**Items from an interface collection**
★ ★ ★ ★
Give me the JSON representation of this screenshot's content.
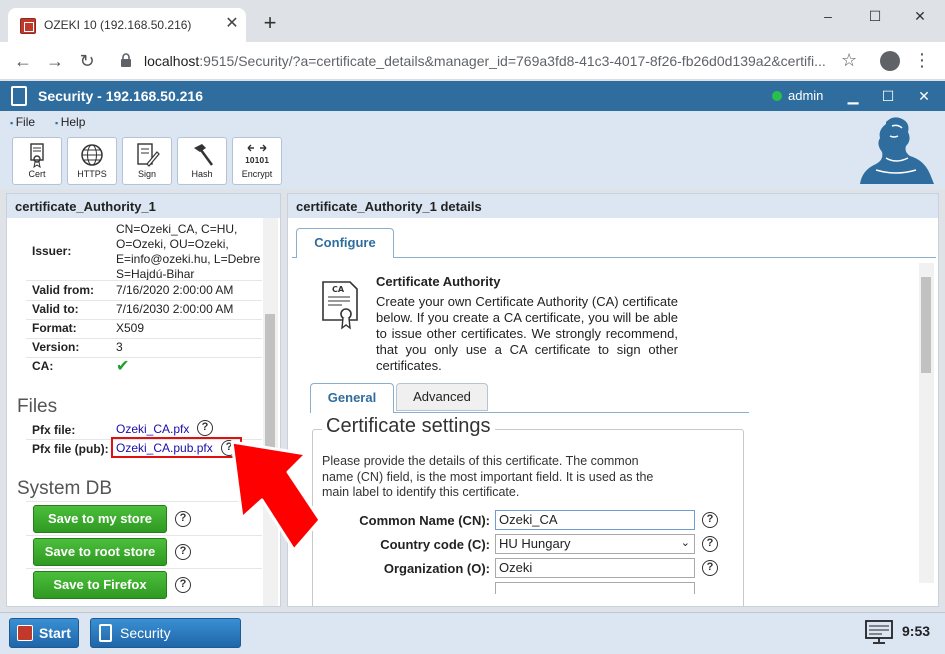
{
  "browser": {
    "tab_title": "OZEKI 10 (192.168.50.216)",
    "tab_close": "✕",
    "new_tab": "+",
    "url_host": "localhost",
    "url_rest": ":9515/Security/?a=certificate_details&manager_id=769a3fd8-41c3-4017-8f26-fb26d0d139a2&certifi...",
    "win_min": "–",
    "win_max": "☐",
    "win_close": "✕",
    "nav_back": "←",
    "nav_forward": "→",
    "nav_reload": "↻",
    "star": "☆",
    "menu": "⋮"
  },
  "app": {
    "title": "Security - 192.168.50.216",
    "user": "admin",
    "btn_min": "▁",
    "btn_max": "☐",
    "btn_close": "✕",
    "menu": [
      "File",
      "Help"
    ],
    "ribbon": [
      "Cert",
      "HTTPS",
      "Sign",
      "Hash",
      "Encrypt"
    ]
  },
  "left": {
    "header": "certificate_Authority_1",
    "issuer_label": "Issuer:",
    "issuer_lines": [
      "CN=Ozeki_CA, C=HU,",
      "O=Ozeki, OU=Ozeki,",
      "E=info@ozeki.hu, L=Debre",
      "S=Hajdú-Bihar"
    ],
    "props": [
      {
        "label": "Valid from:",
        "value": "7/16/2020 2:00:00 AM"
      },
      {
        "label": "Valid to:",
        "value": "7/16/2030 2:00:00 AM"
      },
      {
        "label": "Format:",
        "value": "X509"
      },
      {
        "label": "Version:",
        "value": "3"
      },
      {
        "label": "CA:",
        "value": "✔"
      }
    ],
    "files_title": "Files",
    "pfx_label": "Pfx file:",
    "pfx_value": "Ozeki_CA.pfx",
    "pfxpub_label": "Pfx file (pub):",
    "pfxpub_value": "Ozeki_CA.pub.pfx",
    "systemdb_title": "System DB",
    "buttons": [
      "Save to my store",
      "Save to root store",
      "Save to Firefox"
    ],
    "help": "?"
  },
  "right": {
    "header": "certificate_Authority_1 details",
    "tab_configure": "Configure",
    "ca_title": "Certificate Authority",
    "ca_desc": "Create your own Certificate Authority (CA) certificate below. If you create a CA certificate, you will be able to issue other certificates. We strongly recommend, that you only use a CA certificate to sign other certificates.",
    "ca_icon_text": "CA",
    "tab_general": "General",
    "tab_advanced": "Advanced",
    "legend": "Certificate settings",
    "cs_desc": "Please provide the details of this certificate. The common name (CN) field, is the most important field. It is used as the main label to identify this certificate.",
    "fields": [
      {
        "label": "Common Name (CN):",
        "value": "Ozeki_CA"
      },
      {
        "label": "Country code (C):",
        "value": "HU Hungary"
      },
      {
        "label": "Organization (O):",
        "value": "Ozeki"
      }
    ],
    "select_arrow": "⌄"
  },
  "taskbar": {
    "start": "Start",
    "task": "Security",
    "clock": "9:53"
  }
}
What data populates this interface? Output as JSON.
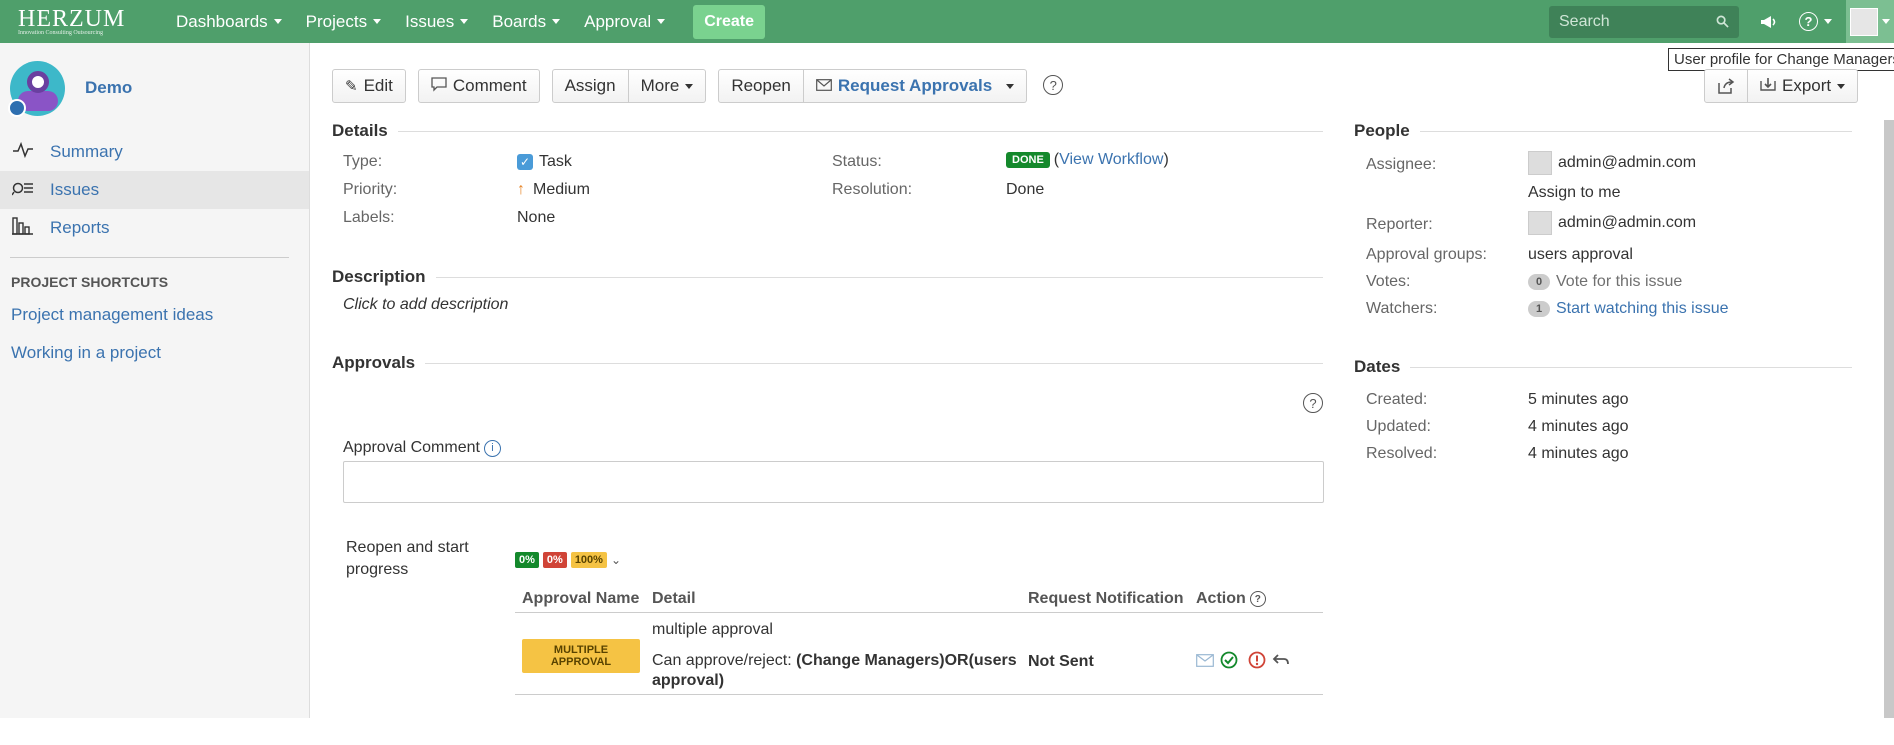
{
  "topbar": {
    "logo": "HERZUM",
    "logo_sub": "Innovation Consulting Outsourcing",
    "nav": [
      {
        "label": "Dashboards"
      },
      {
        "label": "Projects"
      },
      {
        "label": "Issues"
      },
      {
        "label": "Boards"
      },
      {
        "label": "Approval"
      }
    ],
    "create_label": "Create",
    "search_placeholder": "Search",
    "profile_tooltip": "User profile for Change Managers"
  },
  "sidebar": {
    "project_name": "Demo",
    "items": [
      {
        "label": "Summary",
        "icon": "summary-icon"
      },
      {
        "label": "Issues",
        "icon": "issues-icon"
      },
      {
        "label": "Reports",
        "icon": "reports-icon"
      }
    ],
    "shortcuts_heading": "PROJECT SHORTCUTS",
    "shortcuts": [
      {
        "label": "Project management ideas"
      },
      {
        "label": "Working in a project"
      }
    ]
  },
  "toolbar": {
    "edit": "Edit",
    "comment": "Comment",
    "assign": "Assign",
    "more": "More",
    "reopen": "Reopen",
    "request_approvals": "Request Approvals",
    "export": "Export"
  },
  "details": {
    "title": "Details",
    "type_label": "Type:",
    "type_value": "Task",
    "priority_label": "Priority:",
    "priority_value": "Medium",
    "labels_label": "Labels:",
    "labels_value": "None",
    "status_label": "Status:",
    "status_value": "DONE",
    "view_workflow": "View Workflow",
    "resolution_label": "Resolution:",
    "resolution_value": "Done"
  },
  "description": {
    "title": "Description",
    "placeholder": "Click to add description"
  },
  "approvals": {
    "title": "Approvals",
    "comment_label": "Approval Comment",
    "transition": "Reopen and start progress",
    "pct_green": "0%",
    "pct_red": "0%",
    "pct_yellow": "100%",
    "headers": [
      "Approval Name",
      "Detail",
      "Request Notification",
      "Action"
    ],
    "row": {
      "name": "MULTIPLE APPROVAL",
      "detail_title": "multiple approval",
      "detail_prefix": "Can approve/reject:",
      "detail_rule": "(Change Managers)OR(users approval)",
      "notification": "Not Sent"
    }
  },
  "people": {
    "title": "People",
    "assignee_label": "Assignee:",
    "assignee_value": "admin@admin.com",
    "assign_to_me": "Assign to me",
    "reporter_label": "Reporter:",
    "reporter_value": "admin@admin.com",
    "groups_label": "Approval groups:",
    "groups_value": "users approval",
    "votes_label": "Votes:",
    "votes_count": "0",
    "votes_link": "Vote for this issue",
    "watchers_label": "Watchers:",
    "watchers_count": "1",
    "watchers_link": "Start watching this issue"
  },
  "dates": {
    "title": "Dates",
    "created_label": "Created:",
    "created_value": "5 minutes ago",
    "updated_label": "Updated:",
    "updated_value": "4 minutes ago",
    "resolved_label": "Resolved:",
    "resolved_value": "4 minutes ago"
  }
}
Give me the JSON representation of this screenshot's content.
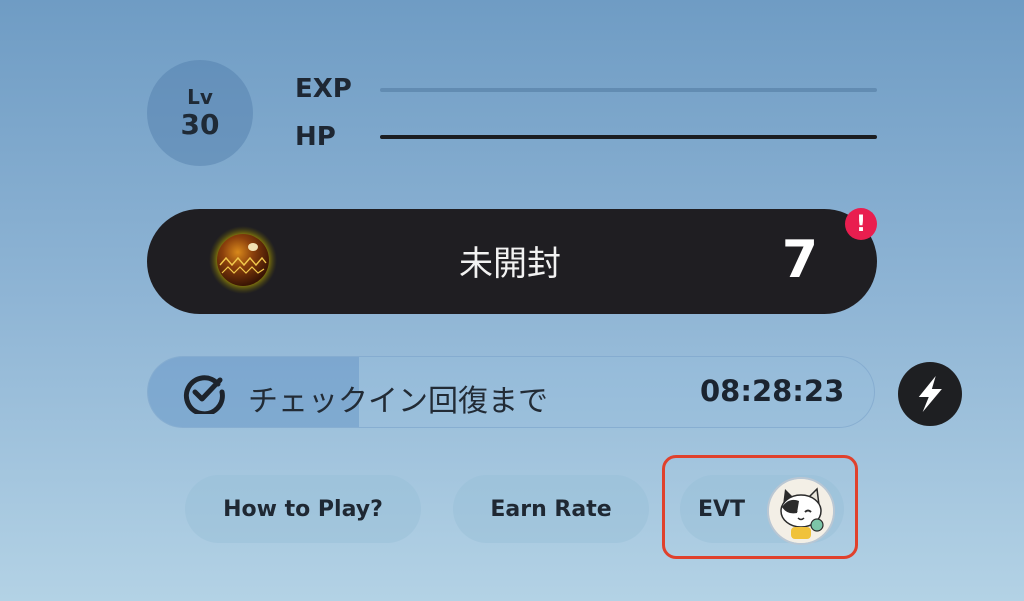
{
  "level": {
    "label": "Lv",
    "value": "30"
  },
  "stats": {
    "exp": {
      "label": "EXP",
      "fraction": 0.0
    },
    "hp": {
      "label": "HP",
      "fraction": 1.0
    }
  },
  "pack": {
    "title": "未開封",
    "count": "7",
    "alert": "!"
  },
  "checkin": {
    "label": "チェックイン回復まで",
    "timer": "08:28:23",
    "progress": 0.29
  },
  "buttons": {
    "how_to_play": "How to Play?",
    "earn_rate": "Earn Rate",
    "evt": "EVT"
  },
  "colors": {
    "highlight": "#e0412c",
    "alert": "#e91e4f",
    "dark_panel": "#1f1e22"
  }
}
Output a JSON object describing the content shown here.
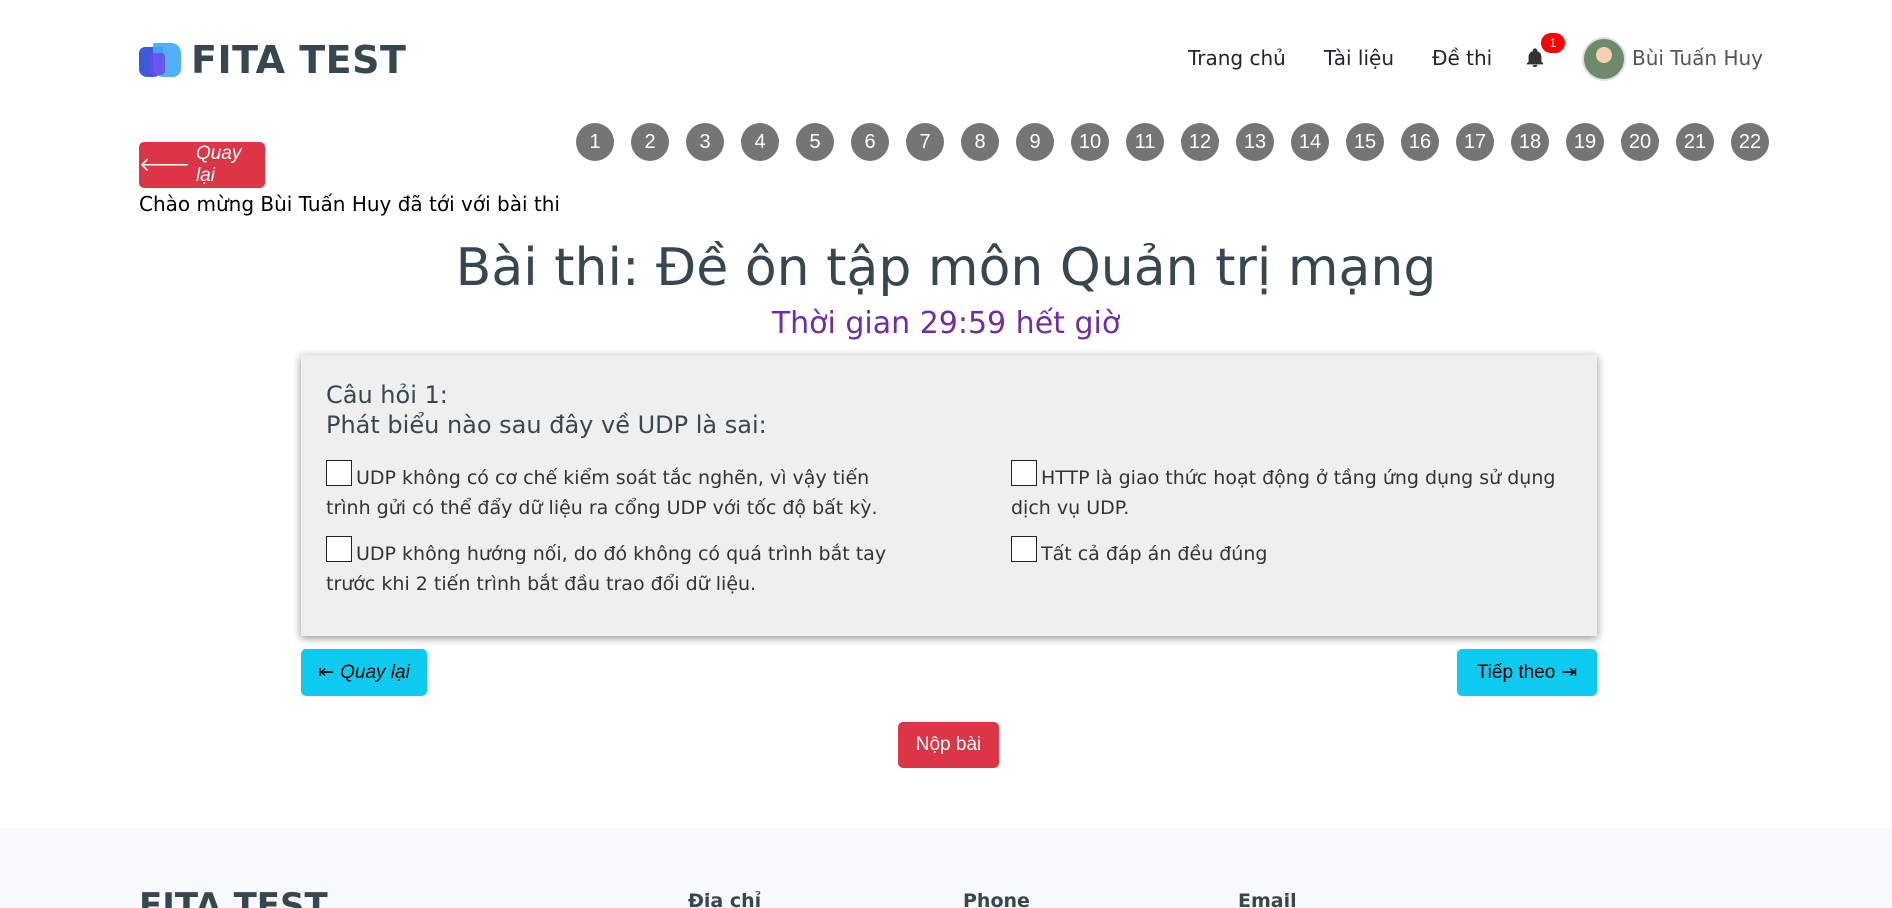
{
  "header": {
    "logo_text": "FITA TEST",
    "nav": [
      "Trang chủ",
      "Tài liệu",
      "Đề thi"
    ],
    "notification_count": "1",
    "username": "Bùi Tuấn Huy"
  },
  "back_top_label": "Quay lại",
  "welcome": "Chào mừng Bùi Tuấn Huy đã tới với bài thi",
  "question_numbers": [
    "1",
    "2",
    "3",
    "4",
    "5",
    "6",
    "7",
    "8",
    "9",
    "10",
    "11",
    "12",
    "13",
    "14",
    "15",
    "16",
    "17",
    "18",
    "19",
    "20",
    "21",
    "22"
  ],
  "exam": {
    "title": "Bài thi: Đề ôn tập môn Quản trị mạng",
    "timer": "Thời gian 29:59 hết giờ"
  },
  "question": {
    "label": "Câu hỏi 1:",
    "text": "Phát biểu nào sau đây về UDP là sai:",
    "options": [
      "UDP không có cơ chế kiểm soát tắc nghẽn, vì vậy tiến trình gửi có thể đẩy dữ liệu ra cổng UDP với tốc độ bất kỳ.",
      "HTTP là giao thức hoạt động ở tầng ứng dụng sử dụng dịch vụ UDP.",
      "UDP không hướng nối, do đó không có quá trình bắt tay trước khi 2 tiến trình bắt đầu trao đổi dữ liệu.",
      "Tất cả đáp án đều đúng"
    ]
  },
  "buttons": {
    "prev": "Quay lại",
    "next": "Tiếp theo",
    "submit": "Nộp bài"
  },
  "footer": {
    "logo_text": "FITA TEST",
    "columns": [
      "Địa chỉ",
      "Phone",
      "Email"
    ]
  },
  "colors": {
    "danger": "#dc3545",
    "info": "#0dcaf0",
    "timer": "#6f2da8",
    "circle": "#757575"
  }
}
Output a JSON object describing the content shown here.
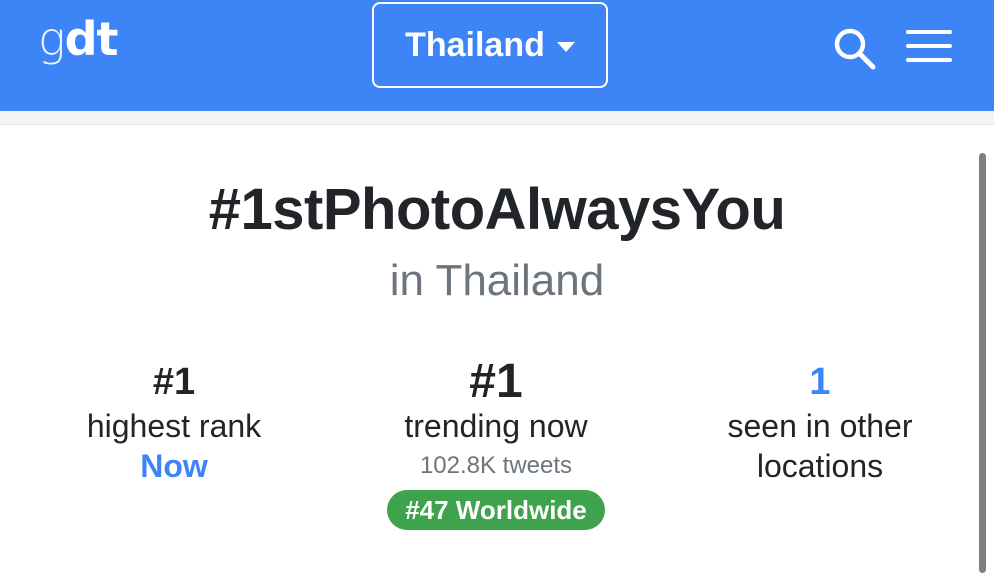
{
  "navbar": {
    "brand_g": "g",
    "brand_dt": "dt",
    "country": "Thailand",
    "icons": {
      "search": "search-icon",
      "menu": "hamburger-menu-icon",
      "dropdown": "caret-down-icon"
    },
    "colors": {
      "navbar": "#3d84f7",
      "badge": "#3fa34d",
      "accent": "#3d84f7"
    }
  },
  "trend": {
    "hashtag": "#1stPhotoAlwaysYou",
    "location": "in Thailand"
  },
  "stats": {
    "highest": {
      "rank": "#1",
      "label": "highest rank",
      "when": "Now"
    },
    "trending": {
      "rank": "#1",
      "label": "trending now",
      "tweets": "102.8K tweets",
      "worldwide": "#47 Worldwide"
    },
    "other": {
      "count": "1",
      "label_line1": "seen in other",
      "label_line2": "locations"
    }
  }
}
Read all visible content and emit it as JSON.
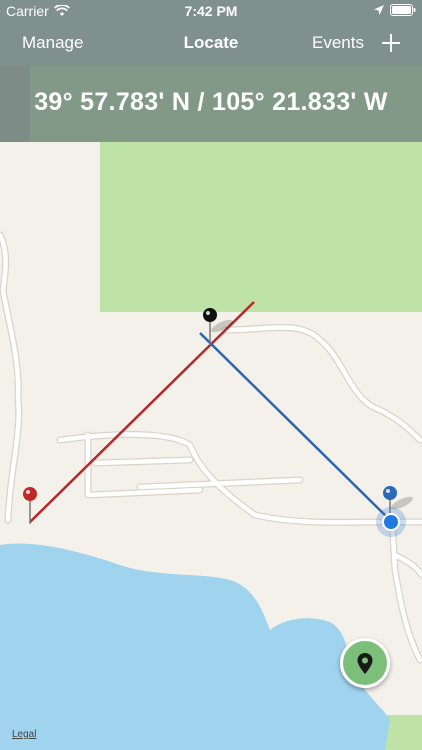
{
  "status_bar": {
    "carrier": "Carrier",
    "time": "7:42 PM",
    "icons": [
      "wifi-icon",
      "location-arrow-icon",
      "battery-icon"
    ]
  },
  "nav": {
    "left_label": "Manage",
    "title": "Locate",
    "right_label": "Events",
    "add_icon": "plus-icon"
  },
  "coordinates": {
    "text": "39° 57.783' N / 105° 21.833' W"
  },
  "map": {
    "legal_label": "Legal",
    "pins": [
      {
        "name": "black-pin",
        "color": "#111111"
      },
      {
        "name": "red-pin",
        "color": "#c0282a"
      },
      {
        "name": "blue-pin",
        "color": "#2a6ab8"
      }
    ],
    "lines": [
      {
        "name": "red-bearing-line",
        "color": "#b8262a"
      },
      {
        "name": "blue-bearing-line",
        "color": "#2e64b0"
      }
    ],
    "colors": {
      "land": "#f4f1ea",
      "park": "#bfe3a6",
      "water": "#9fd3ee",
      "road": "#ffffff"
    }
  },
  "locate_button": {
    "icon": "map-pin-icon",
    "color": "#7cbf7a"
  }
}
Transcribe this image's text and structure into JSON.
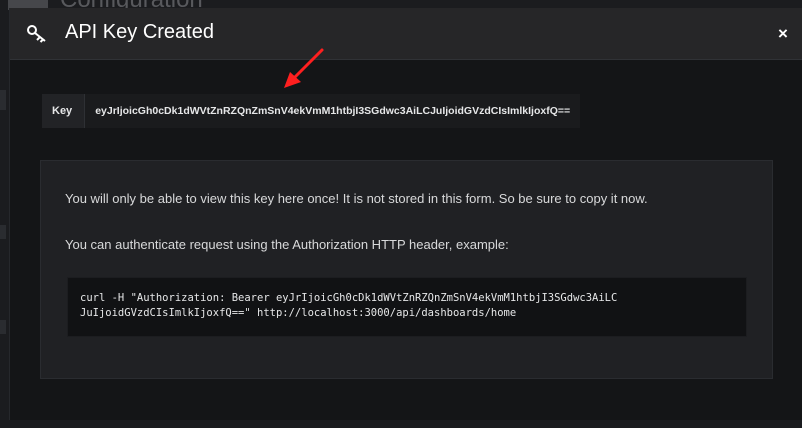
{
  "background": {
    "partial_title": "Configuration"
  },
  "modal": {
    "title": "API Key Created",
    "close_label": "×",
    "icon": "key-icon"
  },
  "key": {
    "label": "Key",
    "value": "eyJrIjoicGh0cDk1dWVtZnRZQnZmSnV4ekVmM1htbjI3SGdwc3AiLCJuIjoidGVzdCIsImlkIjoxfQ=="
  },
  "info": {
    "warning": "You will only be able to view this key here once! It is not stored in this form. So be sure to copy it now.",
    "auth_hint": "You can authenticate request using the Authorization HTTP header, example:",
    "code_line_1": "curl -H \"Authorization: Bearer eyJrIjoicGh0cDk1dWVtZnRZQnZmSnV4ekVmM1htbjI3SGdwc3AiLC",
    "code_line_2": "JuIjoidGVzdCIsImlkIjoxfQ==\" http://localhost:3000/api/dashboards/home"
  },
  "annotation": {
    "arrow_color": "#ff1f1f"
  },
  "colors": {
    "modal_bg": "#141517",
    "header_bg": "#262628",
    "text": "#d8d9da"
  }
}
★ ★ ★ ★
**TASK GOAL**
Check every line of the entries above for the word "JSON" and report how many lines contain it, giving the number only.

**ANSWER TO THIS TASK**
7